MOSCOW (Sputnik) – Russia issued a $15-billion loan to Ukraine in December 2013, having bought $3 billion-worth of Ukraine's Eurobonds. The rest of the loan was cancelled following a coup in Ukraine in February 2014.
Below is a guide on the structure of the external debt of Ukraine.
Ukraine's gross foreign debt, which includes private external debt, amounted to $127 billion by July 1, which amounts up to 122.8 percent of the country's GDP, National Bank of Ukraine data showed.
This year alone, Ukraine is liable to return almost $11 billion of its debts, according to the country's Prime Minister Arseniy Yatsenyuk.
Last year, the Ukrainian government borrowed approximately $9 billion in financial assistance loans from foreign creditors. This included the International Monetary Fund (IMF) loan of $4.6 billion, a $1.1 billion loan from the European Union, a $1.2 billion loan from the International Bank for Reconstruction and Development (IBRD) and US-guaranteed one billion hryvnia ($42.4 million) Eurobond loan, a 1.6 billion euro ($1.7 billion) loan from Germany, a $179 million loan from Canada and a $96 billion loan from Japan.
At the same time, Ukraine continued to be $4.7 billion in debt to Russia since the start of 2015, which now amounts to 12.2 percent of the country's gross foreign debt, according to the Ukrainian Finance Ministry. Of this, $3 billion was borrowed in Eurobonds, which mature in December, while another $605.9 million remained outstanding as part of the 1997 Partition Treaty on the Status and Conditions of the Black Sea Fleet.

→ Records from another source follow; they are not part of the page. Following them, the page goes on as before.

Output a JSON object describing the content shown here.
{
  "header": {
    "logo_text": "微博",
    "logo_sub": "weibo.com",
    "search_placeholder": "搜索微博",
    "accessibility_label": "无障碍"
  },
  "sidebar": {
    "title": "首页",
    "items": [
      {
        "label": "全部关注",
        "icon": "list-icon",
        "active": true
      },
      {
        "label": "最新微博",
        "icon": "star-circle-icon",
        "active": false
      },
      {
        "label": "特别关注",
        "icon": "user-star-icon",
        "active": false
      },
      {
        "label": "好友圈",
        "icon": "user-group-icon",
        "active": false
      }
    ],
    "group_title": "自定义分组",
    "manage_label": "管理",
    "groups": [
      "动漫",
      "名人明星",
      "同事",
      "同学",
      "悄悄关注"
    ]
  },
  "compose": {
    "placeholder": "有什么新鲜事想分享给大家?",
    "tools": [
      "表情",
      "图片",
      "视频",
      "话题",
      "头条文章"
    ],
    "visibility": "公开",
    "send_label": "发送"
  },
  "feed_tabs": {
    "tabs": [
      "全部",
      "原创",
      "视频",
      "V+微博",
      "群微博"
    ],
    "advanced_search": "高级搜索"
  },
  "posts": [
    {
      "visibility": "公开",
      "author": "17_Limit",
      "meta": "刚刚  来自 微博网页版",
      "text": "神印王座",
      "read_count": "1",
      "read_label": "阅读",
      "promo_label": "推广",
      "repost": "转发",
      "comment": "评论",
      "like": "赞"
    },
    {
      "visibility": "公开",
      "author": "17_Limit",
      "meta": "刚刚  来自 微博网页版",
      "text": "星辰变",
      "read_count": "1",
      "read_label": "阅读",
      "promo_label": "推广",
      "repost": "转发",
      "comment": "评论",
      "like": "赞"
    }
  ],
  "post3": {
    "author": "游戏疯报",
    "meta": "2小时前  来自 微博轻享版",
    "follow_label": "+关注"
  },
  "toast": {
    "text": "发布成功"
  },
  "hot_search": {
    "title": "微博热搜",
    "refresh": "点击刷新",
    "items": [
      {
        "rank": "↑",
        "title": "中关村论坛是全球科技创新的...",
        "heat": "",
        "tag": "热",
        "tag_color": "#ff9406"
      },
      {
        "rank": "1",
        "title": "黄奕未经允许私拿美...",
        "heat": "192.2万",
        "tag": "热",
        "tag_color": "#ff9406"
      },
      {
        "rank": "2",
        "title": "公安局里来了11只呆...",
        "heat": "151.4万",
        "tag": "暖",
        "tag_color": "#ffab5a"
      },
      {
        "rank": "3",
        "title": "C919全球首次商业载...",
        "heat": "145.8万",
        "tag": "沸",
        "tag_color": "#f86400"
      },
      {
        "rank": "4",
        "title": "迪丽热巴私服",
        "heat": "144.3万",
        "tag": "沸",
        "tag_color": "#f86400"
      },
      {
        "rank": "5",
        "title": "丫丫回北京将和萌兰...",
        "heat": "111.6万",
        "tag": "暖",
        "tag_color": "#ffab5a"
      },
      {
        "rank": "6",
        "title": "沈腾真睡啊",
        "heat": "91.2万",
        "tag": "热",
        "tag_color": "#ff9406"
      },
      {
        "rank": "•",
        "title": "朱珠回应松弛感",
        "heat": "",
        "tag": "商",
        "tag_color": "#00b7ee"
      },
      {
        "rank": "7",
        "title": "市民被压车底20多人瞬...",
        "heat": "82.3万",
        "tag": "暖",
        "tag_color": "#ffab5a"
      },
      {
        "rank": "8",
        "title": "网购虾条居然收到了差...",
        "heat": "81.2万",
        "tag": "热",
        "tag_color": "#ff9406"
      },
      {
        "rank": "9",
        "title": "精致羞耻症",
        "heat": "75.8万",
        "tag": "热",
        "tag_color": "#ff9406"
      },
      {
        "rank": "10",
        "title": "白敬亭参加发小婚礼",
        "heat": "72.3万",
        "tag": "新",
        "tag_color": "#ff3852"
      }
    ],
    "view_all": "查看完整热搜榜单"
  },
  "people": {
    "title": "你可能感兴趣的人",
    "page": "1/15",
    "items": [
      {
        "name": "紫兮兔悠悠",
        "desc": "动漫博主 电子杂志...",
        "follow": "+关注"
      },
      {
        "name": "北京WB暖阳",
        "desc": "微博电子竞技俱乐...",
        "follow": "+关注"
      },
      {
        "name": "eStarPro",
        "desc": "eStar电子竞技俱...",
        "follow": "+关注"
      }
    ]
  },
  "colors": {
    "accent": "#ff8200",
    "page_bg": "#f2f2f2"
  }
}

The major private investor into Ukraine's sovereign Eurobonds is the New York-based Franklin Templeton Investments company. In August 2013, the company purchased $5 billion worth of Eurobonds from Ukraine, which came to 20 percent of the country's foreign debt. Other major private investors are Goldman Sachs, Wellington Managment Group, Fidelity International, Allianze SE, AVIVA Funds and Nomura Asset Management. Altogether, they are holders of $8.9-billion Ukrainian bonds.